The temperature was in the minus now, probably. Akil put some firewood in the hearth to keep the kotha warm. We threw blankets upon us and lay down in a semi-circle around Ramzan chacha, listening to his tales and laughing at his dialect. He didn’t mind it. It was an amazing experience in that kotha in the night, filled with the sound of the rushing river at a distance. Meanwhile, dinner was served but Ramzan chacha didn’t participate. On much insistence, he took some meat pieces in a bowl for his family.
The part of the kotha where I had lain down was wet and muddy and close to a wall that had a big hole in it. Through this hole came chilly air, making me shiver. I had made a blunder by underestimating the weather, as it was summer. The blankets I had didn’t work, but thanks to Junaid for providing me with a sleeping bag.
In the kotha I observed a lack of collective concern. Everybody was concerned only for their own cover. At such places one should also think of the safety and health of others.
Trekking throughout the day was showing its effects now. My legs were in pain and I kept tossing and turning till 3am. The intensity of the cold was such that others also woke up and after a round of tea was served, we felt some relief.
In the morning it was decided that we were not going to hike. I along with Adnan and Salim went to check out the surrounding areas. After crossing a nearby mountain, we reached a breathtaking view point. It was a sunny day, the mountains covered with thick layers of snow across the river shining in the light. We saw some lizards and took their pictures. I remembered the soldier’s words about mobile network working somewhere around where we were. I put on my cell phone’s aeroplane mode on when I turned it off, the network came. After spending some time on social networking sites, we sent a message of our being safe and secure to our families.
Next morning, we all left towards Sheera Sar, the ‘Lake of Spirits’. On the way we saw some interesting sights: a small river passing under a roof of rocks, an animal like a cat but bigger in size, one I had never seen before. We moved along the bank of the river that originates from the lake and followed it, walking in a queue like a column of soldiers. A large number of sheep were grazing in Minimarg. We reached snowy terrain and crossed the river through a bridge made of ice. We saw a small range of mountains – bare, rough, and almost vertical, like those usually found in Ladakh.
Sheera Sar, at first sight, is like seeing the Taj Mahal. It is such a beautiful and breathtaking lake, with mountains thickly covered with layers of snow providing pure and fresh water to it. The water was shining like a mirror, reflecting sun rays, and it was difficult to take in the entire view at once. Some nomadic boys were busy catching fish with their rods dipped into the lake. I was getting irritated by the excessive photography by my companions. Small iceberg-like pieces were floating in the lake, adding more charm to it. The lake serves as the base camp for the climb to Harmukh’s summit. According to my neighbour, a young man who has extensively explored the area from Sheera Sar to Gangbal Lake, there are fifteen small and big lakes in this region.
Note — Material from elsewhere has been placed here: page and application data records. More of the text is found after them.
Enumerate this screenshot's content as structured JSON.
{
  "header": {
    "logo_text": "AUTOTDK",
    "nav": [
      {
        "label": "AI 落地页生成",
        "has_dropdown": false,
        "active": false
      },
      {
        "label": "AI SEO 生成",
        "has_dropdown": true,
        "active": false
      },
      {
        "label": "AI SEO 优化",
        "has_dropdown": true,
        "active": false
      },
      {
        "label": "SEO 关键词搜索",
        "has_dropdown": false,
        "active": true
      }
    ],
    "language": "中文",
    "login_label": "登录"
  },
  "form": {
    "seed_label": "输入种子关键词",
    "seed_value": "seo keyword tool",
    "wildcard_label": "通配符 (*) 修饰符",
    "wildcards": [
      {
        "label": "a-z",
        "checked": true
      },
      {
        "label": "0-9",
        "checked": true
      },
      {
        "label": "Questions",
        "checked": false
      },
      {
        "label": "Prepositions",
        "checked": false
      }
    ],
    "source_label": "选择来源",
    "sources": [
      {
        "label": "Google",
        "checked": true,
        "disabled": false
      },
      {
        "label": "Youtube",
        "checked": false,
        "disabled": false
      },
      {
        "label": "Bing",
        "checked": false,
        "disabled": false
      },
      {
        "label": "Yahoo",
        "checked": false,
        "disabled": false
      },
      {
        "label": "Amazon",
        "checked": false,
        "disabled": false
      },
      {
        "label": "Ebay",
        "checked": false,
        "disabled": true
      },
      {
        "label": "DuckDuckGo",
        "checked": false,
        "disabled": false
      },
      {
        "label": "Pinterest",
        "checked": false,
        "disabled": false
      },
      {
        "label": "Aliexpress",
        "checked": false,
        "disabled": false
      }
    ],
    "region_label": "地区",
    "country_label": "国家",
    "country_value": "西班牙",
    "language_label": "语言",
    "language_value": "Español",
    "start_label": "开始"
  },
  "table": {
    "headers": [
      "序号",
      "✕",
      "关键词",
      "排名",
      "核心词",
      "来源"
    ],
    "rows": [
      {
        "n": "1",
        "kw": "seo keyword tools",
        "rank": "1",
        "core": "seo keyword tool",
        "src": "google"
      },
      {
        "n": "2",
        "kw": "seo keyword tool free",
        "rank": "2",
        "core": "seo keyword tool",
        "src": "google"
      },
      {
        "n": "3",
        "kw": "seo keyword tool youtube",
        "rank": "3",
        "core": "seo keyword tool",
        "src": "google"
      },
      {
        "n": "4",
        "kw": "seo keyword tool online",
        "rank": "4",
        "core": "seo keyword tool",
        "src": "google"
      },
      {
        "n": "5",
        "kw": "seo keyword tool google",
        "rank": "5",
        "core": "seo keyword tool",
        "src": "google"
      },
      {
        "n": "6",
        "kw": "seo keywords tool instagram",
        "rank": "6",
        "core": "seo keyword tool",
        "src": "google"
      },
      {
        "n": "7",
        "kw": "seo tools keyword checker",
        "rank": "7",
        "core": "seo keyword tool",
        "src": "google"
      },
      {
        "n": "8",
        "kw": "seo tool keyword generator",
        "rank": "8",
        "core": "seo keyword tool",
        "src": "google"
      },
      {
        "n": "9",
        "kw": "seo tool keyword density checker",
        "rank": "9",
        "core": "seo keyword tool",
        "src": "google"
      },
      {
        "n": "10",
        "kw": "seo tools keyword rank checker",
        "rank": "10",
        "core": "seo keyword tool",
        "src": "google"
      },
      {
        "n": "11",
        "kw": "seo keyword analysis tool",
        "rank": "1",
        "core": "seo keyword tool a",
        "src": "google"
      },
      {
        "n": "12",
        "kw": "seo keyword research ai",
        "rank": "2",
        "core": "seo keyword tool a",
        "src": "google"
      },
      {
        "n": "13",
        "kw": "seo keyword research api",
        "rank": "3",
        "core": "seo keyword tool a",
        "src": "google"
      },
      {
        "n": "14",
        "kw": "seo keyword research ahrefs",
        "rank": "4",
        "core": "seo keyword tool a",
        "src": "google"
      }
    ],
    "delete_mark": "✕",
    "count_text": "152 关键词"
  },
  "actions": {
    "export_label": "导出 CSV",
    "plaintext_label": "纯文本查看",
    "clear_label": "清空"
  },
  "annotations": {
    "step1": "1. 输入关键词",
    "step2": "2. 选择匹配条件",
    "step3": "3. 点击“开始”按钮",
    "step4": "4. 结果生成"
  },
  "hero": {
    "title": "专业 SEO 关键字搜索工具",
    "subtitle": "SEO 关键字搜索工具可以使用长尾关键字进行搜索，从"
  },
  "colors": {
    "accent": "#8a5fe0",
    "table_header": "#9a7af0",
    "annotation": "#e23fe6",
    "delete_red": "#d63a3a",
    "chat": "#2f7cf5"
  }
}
Suddenly, the weather changed. Black clouds started hovering over us and we made our way back quickly to the kotha in Kubi. On our fourth and last day, we left for home.
I just want to convey a small message that whenever you go for camping there, make sure to keep the place neat and clean. Don’t leave any waste, particularly polythene.
The writer is from Nebripora, Bandipora. [email protected]